In 2013, Brooklyn-based artist Joseph Marino Statkun, known as Jomar Statkun, originally sued Grunert and the gallery for “damages for violation of the Visual Artists Rights Act (VARA) of 1990.” According to the suit, a copy of which was obtained by artnet News, the complaint centers on a painting Statkun created, titled Tubal Cain at Beggar’s Creek. The original dimensions of the work were 60 inches by 72 inches.
The painting was sold for $16,000 in August 11 2010, according to the complaint. Two years later, Statkun claims he learned from a former employee of the gallery that “approximately 10 inches were cropped from Tubal Cain at Beggar’s Creek, without Plaintiff’s knowledge or consent,” according to court papers. A copy of the invoice is attached to the suit, noting the new dimensions of the painting as 50 inches by 72 inches.
In addition to the VARA violation, the artist made claims for violation of the New York Arts and Cultural Affairs Law, breach of contract, fraud, and defamation. He was asking for statutory damages in the amount of $150,000.
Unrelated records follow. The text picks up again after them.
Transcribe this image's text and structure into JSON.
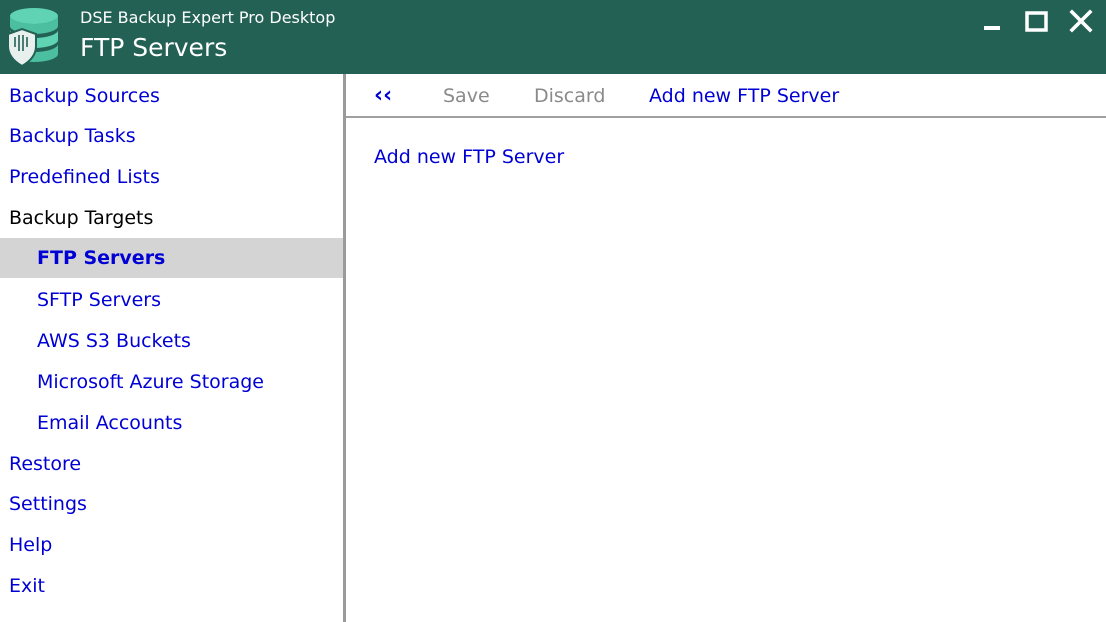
{
  "window": {
    "app_name": "DSE Backup Expert Pro Desktop",
    "page_title": "FTP Servers",
    "titlebar_color": "#236155",
    "icons": {
      "app": "database-shield-icon",
      "minimize": "minimize-icon",
      "maximize": "maximize-icon",
      "close": "close-icon"
    }
  },
  "sidebar": {
    "link_color": "#0000d4",
    "active_background": "#d4d4d4",
    "items": [
      {
        "label": "Backup Sources"
      },
      {
        "label": "Backup Tasks"
      },
      {
        "label": "Predefined Lists"
      },
      {
        "label": "Backup Targets"
      },
      {
        "label": "FTP Servers"
      },
      {
        "label": "SFTP Servers"
      },
      {
        "label": "AWS S3 Buckets"
      },
      {
        "label": "Microsoft Azure Storage"
      },
      {
        "label": "Email Accounts"
      },
      {
        "label": "Restore"
      },
      {
        "label": "Settings"
      },
      {
        "label": "Help"
      },
      {
        "label": "Exit"
      }
    ],
    "active_item": "FTP Servers"
  },
  "toolbar": {
    "back_label": "‹‹",
    "save_label": "Save",
    "discard_label": "Discard",
    "add_label": "Add new FTP Server"
  },
  "main": {
    "add_link_label": "Add new FTP Server"
  }
}
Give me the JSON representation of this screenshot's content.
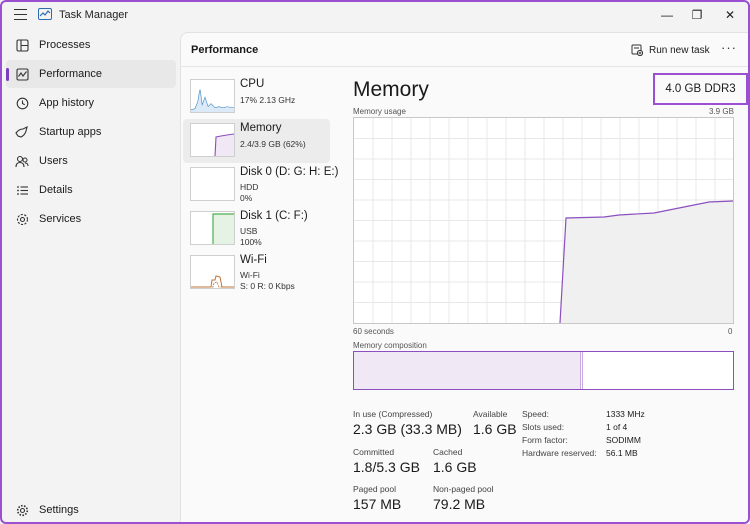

However the judge, deciding on a motion for default judgment, awarded $3,500 plus attorney’s fees, noting that “the dimunition in the size of the canvas was less than enormous. It had the effect of permitting the sale, at a substantial price, of a canvas that had not sold for an extended period.” Kaplan wrote that while the court did not want to “trivialize” the violation of Statkun’s rights, it saw “no reason to provide the artist with a windfall at the expense of the gallery.”